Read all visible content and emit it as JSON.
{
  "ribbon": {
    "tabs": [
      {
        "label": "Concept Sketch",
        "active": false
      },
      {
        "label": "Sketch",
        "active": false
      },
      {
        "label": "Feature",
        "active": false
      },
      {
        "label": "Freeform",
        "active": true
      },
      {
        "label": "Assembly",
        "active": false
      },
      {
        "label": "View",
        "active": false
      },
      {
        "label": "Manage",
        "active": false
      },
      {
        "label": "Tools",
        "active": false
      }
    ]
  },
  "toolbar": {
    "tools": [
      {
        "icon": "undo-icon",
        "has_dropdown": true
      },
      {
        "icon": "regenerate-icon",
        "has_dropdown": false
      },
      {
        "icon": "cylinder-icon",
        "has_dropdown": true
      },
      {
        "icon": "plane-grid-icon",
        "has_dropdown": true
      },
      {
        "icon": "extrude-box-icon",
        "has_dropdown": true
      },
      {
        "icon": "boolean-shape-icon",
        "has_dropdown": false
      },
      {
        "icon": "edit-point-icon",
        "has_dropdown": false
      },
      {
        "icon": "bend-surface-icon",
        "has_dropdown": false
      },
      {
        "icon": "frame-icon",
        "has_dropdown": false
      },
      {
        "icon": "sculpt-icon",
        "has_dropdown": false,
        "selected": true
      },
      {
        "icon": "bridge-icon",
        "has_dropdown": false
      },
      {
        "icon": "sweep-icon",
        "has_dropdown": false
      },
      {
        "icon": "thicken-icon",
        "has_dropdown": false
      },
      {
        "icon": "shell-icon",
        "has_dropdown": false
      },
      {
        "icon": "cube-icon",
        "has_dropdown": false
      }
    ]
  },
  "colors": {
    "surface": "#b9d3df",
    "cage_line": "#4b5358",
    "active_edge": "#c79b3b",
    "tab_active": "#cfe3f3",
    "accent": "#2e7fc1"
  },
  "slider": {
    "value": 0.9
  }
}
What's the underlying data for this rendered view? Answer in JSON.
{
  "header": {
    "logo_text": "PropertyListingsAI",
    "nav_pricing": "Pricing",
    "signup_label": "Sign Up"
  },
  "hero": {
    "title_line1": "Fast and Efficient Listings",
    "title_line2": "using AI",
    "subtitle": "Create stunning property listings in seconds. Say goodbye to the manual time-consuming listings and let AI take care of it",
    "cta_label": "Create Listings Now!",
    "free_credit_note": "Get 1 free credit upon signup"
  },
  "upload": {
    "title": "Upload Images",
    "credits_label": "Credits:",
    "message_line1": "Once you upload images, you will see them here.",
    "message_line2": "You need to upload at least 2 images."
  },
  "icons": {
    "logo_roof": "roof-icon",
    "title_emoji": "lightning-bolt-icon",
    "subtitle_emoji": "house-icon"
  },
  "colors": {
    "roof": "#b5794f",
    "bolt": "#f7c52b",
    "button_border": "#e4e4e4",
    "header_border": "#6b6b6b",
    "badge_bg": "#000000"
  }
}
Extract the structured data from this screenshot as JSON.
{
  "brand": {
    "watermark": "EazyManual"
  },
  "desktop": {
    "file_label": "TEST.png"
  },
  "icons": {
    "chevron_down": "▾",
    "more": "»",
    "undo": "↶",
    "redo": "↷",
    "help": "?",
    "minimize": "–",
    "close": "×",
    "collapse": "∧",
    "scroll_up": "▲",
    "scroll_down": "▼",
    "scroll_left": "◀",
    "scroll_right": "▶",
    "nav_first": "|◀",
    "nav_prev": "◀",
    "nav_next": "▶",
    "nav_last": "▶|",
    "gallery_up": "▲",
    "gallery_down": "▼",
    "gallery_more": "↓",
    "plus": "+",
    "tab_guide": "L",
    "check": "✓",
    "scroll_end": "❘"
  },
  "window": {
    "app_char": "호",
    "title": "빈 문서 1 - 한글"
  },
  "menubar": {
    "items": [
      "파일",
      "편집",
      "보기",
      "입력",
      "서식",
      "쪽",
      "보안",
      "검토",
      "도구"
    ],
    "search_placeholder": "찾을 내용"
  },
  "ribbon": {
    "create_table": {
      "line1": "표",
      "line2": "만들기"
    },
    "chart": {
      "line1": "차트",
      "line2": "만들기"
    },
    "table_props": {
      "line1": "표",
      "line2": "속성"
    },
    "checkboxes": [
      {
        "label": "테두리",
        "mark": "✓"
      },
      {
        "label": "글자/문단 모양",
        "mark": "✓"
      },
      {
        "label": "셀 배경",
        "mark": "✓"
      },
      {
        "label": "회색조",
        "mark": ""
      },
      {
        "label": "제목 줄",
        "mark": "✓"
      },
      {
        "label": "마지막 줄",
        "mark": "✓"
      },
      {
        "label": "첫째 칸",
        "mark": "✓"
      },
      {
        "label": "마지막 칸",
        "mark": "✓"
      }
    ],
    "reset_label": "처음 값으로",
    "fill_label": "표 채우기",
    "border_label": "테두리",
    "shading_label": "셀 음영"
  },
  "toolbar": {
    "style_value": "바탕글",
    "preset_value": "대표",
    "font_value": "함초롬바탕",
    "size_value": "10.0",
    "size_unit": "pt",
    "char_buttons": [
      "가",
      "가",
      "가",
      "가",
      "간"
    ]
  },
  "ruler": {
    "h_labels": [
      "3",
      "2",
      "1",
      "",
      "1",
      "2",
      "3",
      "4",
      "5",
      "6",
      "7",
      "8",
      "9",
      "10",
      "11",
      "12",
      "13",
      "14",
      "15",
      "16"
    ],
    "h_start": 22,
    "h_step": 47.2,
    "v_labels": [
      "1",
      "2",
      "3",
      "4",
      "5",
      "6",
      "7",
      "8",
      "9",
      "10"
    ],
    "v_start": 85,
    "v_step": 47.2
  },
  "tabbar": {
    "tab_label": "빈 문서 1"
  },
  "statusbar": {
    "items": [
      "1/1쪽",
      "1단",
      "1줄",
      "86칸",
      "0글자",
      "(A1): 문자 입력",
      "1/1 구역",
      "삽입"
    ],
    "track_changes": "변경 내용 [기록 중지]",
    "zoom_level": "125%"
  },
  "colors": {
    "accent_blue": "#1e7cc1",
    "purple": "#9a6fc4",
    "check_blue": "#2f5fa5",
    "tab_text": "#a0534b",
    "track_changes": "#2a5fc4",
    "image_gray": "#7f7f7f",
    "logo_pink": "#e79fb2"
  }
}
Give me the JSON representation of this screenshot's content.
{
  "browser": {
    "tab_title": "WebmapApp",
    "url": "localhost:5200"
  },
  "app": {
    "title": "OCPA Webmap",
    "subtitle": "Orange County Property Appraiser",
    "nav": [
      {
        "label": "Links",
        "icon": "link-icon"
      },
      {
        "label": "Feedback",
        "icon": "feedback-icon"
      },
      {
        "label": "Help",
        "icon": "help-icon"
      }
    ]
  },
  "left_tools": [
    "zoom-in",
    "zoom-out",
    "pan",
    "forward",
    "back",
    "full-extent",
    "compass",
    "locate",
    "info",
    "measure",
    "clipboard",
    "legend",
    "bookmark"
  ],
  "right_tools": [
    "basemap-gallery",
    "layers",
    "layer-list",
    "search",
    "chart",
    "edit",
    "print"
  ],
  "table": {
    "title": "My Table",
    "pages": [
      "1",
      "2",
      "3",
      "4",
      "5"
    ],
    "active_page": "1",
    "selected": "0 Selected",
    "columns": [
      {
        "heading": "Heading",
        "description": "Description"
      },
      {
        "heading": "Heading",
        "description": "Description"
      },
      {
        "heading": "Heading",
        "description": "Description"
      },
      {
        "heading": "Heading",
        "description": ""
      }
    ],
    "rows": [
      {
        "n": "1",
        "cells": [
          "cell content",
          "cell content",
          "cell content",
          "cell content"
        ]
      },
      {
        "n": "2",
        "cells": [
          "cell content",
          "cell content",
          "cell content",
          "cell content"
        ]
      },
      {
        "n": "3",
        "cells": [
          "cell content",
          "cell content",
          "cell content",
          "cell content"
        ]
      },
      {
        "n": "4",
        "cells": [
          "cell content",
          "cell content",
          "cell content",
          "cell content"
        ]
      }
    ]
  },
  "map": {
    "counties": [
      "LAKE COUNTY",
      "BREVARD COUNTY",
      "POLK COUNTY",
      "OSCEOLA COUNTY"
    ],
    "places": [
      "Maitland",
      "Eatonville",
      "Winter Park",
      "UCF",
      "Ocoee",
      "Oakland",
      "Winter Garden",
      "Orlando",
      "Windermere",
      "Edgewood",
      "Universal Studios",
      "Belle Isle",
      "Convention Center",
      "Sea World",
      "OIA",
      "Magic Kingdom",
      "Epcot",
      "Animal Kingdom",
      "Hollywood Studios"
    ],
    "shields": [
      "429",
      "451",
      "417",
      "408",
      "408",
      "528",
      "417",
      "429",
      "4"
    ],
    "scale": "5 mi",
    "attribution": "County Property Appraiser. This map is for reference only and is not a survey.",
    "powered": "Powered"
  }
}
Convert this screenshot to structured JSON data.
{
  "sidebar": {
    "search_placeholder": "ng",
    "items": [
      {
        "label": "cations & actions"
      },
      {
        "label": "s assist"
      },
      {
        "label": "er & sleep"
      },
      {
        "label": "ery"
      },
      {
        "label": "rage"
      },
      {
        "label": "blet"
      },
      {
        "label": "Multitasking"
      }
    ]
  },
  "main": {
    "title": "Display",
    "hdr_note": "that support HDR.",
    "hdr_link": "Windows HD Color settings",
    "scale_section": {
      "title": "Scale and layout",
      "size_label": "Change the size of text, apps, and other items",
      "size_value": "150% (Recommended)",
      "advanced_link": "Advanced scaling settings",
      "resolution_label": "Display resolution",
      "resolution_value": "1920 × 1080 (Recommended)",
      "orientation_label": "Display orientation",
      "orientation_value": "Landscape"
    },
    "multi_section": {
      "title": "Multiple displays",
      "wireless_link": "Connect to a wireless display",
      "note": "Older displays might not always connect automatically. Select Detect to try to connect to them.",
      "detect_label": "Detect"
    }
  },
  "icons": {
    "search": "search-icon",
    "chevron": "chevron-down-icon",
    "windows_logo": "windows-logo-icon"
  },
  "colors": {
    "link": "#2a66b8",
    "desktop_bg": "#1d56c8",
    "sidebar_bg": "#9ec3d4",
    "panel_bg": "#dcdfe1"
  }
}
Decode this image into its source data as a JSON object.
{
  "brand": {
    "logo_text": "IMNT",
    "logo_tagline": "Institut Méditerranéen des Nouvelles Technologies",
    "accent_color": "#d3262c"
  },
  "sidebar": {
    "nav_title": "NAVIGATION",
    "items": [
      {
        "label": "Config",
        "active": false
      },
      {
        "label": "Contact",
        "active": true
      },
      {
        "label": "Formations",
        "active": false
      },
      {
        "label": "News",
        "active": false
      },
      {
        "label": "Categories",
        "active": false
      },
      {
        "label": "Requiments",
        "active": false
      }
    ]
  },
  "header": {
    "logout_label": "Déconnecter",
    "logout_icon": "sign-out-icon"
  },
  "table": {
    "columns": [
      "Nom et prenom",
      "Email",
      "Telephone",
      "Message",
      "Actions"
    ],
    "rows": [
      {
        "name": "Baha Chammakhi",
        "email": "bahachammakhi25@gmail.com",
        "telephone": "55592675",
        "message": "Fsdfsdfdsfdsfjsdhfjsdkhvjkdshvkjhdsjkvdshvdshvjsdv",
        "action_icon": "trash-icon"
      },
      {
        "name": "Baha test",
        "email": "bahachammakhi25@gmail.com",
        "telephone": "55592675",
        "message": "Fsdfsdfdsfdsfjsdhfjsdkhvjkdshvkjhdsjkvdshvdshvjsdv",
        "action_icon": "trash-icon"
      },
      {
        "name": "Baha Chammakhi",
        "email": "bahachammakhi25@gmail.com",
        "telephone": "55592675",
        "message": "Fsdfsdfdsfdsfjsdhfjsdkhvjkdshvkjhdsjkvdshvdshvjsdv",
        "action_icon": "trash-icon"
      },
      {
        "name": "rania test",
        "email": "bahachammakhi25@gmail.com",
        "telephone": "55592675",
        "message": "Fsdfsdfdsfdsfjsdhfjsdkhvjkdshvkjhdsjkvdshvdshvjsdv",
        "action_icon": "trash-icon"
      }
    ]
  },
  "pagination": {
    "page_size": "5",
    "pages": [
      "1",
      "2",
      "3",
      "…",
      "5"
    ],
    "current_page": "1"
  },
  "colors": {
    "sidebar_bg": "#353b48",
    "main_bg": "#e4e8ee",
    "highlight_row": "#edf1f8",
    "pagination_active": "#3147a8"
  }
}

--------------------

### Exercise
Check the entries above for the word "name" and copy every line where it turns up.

### Task answer
        "name": "Baha Chammakhi",
        "name": "Baha test",
        "name": "Baha Chammakhi",
        "name": "rania test",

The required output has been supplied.